Tailings Ponds The ponds should be allowed to dry out and the sediments removed and spread with the topsoil, unless the sediments contain toxic materials. If the ponds contain toxic materials, a plan will be developed to identify, dispose, and mitigate effects of the toxic materials. If necessary, amonitoring plan will also be implemented. The ponds should then be backfilled and reclaimed.
Visual Resources To the extent practicable, the reclaimed landscape should have characteristics that approximate or are compatible with the visual quality of the adjacent area.
All proposed salable mineral developments and any exploration that involves surface disturbance would have operation and reclamation plans. They would undergo an appropriate level of review and compliance with the National Environmental Policy Act.
Due to steep terrain in the operating area, most quarry developments will require a series of benches to effectively maximize the amount of mineral materials to be removed in a safe maner. In most cases, bench height should not exceed 40 feet. If the bench will be used by bulldozers to access other parts of the quarry, the width of the bench should be at least 25 feet. If the bench is not used by equipment, then this width can be reduced to approximately 10 feet.
Clearing of timber and brush should be planned at least 10 feet beyond the edge of the excavation limit. Most often the brush will be piled and burned at the site, or scattered nearby.
If possible, all topsoil and overburden should be stockpiled and saved for eventual quarry site reclamation. These piles may need to be stabilized by mulching or seeding in order to minimize erosion during the winter months.
As a standard procedure, the excavation of the quarry floor should be designed with an outslope of approximately two percent to provide for adequate drainage of the floor. Compliance with this design should be made a requirement of all operators at the site.
The following requirements should be made a part of every contract or permit providing for the use of mineral material sites on the district.
Oversized boulders shall not be wasted but shall be broken and utilized concurrently with the excavated material.
The operator shall comply with local and state safety codes covering quarry operations, warning signs and traffic control. All necessary permits must be obtained from state and county agencies.

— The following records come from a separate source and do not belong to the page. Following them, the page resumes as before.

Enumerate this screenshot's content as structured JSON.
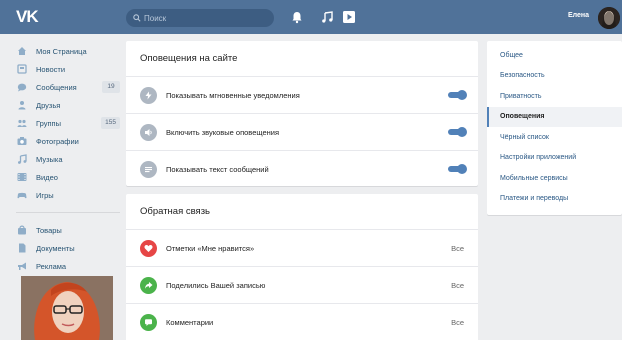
{
  "header": {
    "logo": "VK",
    "search_placeholder": "Поиск",
    "user_name": "Елена"
  },
  "leftnav": {
    "items": [
      {
        "label": "Моя Страница",
        "icon": "home-icon"
      },
      {
        "label": "Новости",
        "icon": "news-icon"
      },
      {
        "label": "Сообщения",
        "icon": "messages-icon",
        "count": "19"
      },
      {
        "label": "Друзья",
        "icon": "friends-icon"
      },
      {
        "label": "Группы",
        "icon": "groups-icon",
        "count": "155"
      },
      {
        "label": "Фотографии",
        "icon": "camera-icon"
      },
      {
        "label": "Музыка",
        "icon": "music-icon"
      },
      {
        "label": "Видео",
        "icon": "video-icon"
      },
      {
        "label": "Игры",
        "icon": "games-icon"
      }
    ],
    "items2": [
      {
        "label": "Товары",
        "icon": "goods-icon"
      },
      {
        "label": "Документы",
        "icon": "documents-icon"
      },
      {
        "label": "Реклама",
        "icon": "ads-icon"
      }
    ]
  },
  "site_notifications": {
    "title": "Оповещения на сайте",
    "rows": [
      {
        "label": "Показывать мгновенные уведомления",
        "icon": "lightning-icon",
        "enabled": true
      },
      {
        "label": "Включить звуковые оповещения",
        "icon": "sound-icon",
        "enabled": true
      },
      {
        "label": "Показывать текст сообщений",
        "icon": "text-icon",
        "enabled": true
      }
    ]
  },
  "feedback": {
    "title": "Обратная связь",
    "rows": [
      {
        "label": "Отметки «Мне нравится»",
        "icon": "heart-icon",
        "value": "Все",
        "color": "#e64646"
      },
      {
        "label": "Поделились Вашей записью",
        "icon": "share-icon",
        "value": "Все",
        "color": "#4bb34b"
      },
      {
        "label": "Комментарии",
        "icon": "comment-icon",
        "value": "Все",
        "color": "#4bb34b"
      }
    ]
  },
  "settings_menu": {
    "items": [
      "Общее",
      "Безопасность",
      "Приватность",
      "Оповещения",
      "Чёрный список",
      "Настройки приложений",
      "Мобильные сервисы",
      "Платежи и переводы"
    ],
    "active": "Оповещения"
  },
  "colors": {
    "header_bg": "#507299",
    "accent": "#5181b8",
    "page_bg": "#edeef0",
    "link": "#2a5885"
  }
}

Use of the site for equipment storage and stockpiling rock material is allowed for the duration of the contract or permit. Use of the site beyond that time would be authorized under a special use permit.